The union of the Duke and Duchess of Cambridge has been commemorated with the unveiling of a new conjugal coat of arms ahead of the christening of the couple's first child, Prince George, at St James's Palace on 23 October.
The conjugal coat of arms, created by London's College of Arms, features the MIddleton family motif of three acorns, symbolising their growth into mighty oak trees. Kate's father Michael designed the Middleton coat of arms in 2011.
The Middleton family coat of arms also includes two white chevrons designed to give the appearance of mountains, symbolising the family's love of skiing. However, nowhere on the coat of arms is there any representation of coal-mining, the occupation of Kate's recent ancestors.
The Windsor coat of arms has a somewhat longer heritage, its origins dating back nine centuries to Richard the Lionheart, who chose a shield of three lions to represent the three areas of the Crown, England, Normandy and Aquitaine.
As well as bearing the motto Honi soit qui mal y pense - Shame to those who think evil of it - William's design includes the three lions of England, the lion of Scotland and the harp of Ireland and a small red "scallop" to represent the coat of arms of William's mother, Princess Diana, who died in 1997 and who is the subject of a new film released in the UK this month..
A spokesman for Kensington Palace said: "The Conjugal Arms will be the couple's coat of arms forever, but parts of it could change as their own circumstances and roles change. It was approved by the Queen earlier this year and can now be shown publicly for the first time."

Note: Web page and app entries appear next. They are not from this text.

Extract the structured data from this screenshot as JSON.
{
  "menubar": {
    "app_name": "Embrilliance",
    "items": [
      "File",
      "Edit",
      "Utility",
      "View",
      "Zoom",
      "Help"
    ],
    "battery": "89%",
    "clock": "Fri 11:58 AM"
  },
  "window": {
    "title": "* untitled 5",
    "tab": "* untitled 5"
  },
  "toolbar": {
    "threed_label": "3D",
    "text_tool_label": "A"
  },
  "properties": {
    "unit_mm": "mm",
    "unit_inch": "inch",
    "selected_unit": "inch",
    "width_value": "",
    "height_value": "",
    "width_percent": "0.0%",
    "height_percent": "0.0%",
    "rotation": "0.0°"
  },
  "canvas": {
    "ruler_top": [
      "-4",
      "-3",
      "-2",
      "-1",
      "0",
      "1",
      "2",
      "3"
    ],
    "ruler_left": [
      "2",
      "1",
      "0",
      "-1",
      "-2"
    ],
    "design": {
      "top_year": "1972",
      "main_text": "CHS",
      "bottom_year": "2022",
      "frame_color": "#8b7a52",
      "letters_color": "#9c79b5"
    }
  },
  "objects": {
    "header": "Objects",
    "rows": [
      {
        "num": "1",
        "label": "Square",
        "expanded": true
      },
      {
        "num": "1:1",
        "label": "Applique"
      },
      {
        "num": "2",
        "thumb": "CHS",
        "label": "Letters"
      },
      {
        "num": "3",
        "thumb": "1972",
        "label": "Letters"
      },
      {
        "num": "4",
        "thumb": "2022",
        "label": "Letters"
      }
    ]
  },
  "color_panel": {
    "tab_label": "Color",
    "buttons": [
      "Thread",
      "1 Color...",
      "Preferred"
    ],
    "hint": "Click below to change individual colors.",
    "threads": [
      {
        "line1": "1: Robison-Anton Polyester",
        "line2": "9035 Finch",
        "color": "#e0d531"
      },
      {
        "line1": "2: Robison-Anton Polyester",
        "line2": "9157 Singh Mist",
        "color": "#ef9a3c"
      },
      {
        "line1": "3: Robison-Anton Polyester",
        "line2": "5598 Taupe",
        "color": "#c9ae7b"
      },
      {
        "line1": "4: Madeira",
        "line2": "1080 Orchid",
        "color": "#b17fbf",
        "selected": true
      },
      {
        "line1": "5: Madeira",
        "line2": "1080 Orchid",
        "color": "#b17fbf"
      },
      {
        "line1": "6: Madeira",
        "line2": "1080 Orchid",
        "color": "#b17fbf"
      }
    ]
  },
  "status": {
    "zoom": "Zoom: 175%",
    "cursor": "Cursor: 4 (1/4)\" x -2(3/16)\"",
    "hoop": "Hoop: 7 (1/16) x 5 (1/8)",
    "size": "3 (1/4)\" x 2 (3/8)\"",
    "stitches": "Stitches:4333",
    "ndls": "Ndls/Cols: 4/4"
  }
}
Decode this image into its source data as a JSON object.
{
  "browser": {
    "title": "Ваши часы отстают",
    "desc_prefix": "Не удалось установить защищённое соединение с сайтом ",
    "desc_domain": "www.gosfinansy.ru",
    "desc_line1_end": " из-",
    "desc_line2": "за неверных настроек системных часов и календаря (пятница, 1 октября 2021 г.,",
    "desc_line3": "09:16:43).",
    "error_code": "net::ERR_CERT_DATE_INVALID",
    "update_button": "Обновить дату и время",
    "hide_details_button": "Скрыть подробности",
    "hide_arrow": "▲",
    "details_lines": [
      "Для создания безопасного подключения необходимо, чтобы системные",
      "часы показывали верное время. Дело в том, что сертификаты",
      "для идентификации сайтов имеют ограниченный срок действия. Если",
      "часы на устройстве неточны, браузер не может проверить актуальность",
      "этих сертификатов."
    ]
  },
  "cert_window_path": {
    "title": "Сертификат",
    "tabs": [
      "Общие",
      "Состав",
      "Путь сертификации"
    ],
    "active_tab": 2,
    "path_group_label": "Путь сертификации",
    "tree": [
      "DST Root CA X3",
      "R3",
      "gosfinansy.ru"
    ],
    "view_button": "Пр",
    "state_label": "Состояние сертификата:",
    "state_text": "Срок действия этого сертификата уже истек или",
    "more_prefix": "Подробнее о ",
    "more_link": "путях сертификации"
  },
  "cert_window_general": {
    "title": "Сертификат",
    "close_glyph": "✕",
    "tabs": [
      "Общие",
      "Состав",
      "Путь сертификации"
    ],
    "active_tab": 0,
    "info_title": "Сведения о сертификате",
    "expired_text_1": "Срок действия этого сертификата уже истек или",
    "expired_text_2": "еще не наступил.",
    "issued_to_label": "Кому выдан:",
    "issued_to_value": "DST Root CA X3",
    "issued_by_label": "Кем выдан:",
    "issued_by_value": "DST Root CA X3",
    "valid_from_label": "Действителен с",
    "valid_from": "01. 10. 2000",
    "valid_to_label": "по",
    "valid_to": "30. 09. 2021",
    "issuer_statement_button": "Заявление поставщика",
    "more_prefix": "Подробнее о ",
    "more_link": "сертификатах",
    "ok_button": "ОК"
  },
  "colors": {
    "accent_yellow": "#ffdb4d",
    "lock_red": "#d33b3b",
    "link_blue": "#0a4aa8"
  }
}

As well as being used on ceremonial occasions, the new Conjugal Coat of Arms could come in useful should Wills and Kate apply for the Conservative Party's proposed new tax breaks for married couples. Under the proposals, to be announced by David Cameron at next week's party conference, married couples will receive tax breaks worth up to £200 a year.